[56]  Secretary of State for the Home Department and AM, Royal Courts of Justice, July 6, 2012.

[57]  Ibid. Secretary of State for the Home Department and AM, Royal Courts of Justice, December 21, 2009.

[58]  Rauf documents.

[59] David Williams, “It’s All Lies, Protests Suspected Air Bomber,” Daily Mail, December 22, 2006.

[60] “UK Request Being Considered: FO: Extradition of Rashid Rauf,” Dawn, August 28, 2006.

[61]  CNN, December 13, 2006.

[62] “Release of Two Britons including Rashid Rauf Sought,” Daily Times, September 1, 2007.

[63]  Massoud Ansari and Miles Erwin, “London Airline Bomb Plot Suspect Escapes,” Daily Telegraph, December 16, 2007.

[64]  Sebastian Rotella and Josh Meyer, “A Young American’s Journey into Al Qaeda,” Los Angeles Times, July 24, 2009.

[65]  USA v. John Doe, Eastern District of New York, 2009.

[66] “Arrest of ‘Easter Bombers’ Led to International al Qaeda Network,” Daily Telegraph, May 18, 2010.

[67] Silber, p. 160.

[68]  “Den offentlege patalemakta mot Mikael Davud, Shawan Sadek Saeed Bujak Bujak, David Jakobsen,” Oslo City Court, January 30, 2012.

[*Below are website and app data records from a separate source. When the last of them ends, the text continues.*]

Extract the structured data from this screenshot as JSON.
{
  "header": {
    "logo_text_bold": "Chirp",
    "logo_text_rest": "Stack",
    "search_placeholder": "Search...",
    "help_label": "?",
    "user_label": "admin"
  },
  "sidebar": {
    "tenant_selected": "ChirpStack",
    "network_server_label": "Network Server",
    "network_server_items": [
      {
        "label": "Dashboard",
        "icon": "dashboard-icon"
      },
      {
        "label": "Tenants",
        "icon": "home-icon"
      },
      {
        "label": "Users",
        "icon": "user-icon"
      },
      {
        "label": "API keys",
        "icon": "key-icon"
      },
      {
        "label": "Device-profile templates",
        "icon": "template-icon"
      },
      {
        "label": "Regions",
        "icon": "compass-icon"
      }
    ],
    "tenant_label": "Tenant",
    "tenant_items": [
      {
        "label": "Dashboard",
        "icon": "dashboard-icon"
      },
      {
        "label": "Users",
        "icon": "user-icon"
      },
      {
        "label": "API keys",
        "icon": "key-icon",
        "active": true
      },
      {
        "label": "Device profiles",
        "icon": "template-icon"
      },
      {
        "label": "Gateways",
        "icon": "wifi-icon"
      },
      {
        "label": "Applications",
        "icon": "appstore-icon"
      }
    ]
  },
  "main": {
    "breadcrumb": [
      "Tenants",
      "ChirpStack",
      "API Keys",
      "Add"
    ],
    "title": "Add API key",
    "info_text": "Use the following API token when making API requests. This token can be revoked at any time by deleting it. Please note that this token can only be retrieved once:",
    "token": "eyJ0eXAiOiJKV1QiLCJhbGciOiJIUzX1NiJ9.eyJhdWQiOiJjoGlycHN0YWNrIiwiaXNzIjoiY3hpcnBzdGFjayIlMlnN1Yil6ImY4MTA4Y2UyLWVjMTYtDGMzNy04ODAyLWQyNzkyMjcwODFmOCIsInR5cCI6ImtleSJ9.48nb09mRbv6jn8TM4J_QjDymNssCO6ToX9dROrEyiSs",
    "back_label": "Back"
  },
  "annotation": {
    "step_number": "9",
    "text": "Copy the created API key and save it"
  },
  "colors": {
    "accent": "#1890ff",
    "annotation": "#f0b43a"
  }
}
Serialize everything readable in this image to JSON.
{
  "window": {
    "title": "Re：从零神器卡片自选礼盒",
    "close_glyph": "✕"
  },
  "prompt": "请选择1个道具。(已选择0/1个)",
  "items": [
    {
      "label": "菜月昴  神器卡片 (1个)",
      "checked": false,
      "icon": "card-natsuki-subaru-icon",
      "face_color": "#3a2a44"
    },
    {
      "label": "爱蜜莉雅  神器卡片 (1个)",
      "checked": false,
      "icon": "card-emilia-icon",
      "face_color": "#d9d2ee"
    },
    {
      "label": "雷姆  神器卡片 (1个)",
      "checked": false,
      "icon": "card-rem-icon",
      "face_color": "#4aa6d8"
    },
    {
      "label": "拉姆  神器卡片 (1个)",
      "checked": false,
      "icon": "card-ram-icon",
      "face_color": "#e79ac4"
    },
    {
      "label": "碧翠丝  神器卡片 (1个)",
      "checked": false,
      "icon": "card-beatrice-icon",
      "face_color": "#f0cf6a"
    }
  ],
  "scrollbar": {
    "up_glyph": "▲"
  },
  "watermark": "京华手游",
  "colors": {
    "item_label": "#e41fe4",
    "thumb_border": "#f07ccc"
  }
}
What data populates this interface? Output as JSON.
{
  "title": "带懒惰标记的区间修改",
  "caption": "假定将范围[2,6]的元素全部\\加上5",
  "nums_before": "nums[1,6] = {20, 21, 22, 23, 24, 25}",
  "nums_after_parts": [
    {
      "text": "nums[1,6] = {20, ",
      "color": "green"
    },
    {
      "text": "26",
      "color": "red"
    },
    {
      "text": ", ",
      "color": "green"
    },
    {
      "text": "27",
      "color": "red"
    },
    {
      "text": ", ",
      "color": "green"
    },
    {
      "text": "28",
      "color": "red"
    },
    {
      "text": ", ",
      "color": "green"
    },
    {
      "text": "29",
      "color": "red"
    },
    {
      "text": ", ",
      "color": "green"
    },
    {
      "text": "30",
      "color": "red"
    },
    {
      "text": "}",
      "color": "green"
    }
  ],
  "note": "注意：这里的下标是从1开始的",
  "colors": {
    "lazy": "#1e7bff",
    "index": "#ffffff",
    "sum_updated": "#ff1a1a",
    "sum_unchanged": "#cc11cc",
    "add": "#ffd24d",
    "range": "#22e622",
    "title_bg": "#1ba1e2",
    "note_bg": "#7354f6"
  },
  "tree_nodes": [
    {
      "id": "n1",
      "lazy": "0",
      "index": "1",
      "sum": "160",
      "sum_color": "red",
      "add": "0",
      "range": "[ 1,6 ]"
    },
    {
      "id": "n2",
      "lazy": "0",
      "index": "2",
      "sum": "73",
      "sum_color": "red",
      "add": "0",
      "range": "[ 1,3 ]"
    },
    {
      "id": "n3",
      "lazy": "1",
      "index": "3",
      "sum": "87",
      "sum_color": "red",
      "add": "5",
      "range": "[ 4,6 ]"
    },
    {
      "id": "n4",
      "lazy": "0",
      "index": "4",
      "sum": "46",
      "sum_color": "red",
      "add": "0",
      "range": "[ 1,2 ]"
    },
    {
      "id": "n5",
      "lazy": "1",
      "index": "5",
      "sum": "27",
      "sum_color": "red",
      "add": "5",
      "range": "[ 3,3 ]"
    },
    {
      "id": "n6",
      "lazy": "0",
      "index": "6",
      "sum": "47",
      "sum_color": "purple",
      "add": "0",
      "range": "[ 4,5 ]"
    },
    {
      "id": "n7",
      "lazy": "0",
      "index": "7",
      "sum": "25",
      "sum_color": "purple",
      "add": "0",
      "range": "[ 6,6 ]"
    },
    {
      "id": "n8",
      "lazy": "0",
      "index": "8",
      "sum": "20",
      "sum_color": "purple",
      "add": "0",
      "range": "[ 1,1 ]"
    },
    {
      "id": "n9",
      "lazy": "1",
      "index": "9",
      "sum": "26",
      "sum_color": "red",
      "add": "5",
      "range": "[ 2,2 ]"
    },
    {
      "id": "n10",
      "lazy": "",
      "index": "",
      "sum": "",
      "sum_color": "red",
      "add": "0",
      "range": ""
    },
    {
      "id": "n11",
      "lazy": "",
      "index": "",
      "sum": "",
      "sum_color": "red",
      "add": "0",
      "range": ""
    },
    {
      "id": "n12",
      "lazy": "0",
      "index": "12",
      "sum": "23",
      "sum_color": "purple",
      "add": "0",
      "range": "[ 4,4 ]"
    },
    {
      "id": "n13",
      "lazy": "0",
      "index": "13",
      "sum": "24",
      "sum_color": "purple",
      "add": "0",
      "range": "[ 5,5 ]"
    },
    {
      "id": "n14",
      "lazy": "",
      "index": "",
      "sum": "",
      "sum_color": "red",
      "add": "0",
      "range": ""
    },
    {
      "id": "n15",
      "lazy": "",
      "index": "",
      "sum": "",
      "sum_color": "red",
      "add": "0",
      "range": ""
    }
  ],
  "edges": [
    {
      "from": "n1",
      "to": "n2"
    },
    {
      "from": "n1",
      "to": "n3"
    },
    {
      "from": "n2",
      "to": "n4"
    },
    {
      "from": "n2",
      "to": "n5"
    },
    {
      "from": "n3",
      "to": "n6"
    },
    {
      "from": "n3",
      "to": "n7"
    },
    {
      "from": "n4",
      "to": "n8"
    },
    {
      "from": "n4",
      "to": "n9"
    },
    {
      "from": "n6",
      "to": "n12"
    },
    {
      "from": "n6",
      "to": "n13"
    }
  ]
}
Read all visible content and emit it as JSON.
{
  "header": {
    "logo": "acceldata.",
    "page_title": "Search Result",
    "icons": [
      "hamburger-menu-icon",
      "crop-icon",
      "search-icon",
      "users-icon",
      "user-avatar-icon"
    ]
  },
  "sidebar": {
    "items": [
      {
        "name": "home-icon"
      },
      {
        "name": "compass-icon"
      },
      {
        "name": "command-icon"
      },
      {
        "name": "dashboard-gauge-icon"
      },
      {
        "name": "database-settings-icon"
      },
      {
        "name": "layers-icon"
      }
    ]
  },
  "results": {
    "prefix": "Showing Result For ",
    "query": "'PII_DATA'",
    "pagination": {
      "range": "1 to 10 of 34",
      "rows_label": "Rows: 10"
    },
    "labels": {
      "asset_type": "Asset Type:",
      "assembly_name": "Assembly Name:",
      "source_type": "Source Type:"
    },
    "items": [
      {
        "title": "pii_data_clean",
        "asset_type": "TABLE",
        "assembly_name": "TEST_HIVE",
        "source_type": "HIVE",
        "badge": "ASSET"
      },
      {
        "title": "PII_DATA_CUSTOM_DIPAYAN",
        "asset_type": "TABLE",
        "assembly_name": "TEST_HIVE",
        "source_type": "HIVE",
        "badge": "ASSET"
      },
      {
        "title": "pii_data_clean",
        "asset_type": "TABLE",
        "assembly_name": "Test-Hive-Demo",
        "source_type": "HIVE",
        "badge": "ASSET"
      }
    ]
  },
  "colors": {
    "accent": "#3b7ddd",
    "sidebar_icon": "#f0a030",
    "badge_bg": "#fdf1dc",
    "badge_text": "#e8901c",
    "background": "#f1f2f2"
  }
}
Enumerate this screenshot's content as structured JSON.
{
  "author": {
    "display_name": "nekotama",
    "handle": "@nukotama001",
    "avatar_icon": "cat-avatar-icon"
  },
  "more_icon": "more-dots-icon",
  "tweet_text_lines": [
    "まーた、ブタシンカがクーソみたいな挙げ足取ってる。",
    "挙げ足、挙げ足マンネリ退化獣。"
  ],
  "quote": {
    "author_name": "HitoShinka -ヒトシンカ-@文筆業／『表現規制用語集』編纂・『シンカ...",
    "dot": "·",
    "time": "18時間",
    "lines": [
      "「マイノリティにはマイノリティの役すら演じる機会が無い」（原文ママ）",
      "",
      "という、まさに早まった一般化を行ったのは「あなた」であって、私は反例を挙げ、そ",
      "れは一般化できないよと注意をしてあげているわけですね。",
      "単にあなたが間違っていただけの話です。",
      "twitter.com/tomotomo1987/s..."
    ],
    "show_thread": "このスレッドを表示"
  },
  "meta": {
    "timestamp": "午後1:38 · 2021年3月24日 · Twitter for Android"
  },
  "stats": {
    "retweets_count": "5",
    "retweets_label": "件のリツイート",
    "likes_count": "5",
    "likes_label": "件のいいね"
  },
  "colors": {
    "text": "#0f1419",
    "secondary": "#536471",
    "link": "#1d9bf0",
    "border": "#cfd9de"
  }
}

[69]  Personal interview, Amardeep Bassey, June 2012.

[70]  Greenberg et al.